A big part of the homework the political center needs to do after Brexit, Donald Trump's triumph and the rise in nationalist populism across Europe is to define the sources of growing popular resentment against the "elite." That distrust is behind recent election surprises and what disoriented media professionals have dubbed a "post-truth" attitude toward the news. Fixing it could be the key to future stability.

Three strains of anti-elite resentment are apparent. One is economic, related to income inequality. Populist politicians, however, would fail if they only channeled economic anger. Bernie Sanders failed in the United States, Jeremy Corbyn isn't doing too well in the United Kingdom and leftist firebrands aren't big achievers anywhere except, with some caveats, Greece.

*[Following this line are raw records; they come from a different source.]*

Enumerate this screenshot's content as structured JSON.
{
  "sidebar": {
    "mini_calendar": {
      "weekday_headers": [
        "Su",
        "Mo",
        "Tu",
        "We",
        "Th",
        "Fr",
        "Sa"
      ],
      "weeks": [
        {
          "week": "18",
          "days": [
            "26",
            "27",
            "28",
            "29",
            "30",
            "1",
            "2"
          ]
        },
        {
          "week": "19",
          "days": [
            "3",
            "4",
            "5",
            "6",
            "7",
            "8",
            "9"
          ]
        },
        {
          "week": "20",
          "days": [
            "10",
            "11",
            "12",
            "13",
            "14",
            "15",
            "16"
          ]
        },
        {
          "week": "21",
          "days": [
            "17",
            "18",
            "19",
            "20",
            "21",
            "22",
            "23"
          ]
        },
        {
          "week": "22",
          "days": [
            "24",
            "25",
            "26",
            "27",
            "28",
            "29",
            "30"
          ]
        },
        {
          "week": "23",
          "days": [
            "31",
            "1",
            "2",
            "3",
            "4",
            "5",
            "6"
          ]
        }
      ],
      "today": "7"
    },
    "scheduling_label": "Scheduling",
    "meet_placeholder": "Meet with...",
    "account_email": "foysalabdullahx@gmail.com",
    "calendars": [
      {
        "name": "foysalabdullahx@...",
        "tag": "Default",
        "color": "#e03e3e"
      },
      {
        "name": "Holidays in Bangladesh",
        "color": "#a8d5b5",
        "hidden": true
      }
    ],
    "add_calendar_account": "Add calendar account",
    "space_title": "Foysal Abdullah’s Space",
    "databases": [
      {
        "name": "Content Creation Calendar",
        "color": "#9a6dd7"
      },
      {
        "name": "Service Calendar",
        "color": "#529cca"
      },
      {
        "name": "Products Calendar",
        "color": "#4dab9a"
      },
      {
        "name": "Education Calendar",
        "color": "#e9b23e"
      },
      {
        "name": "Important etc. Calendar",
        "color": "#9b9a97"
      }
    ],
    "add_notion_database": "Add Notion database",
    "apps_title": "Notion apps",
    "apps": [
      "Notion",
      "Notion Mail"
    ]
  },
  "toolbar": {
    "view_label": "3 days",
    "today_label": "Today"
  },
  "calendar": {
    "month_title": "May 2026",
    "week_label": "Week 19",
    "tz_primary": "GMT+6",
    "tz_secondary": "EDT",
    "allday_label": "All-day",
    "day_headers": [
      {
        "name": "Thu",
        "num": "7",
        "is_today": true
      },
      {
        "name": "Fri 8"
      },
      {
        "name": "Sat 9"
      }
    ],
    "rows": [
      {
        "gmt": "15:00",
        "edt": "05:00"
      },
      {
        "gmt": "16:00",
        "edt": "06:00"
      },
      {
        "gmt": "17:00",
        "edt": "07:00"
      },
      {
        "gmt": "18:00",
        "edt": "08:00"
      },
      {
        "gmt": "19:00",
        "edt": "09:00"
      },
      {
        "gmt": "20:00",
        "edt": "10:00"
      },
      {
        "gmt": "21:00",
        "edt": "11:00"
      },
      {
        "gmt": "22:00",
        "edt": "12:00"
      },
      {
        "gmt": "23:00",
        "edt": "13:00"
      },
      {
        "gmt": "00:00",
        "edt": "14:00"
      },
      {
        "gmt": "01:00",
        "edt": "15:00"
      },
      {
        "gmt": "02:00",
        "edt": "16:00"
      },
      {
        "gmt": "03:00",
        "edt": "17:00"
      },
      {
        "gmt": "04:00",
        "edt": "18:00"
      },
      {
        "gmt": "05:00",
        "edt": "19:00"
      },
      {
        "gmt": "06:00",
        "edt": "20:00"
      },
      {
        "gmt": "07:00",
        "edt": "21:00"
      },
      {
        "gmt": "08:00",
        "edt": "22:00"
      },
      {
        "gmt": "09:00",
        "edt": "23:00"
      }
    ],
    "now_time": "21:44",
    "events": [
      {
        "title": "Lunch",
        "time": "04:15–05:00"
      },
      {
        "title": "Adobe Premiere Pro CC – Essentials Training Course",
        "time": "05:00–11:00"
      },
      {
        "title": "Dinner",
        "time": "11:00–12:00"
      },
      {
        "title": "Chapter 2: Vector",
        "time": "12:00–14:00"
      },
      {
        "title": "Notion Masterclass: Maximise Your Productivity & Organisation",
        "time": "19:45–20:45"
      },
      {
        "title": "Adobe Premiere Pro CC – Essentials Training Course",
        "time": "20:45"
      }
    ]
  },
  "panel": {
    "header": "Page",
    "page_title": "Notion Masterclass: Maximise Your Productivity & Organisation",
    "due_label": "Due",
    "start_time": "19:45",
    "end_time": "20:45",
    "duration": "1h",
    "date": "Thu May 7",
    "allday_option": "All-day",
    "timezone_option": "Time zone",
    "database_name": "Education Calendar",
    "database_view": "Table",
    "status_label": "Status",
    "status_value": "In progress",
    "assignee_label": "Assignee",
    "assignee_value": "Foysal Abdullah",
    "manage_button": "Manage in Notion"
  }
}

The second strain has to do with the perception of the elite as a closed network, based on background and connections rather than education and achievement. You can't break into the elite even if you're smart and have gone to the best schools, unless you're already part of it by origin. A third strain is the view that elites stand in opposition to national identity. This criticism of elites is interconnected with the economic roots of populism and the invisible barriers to social mobility.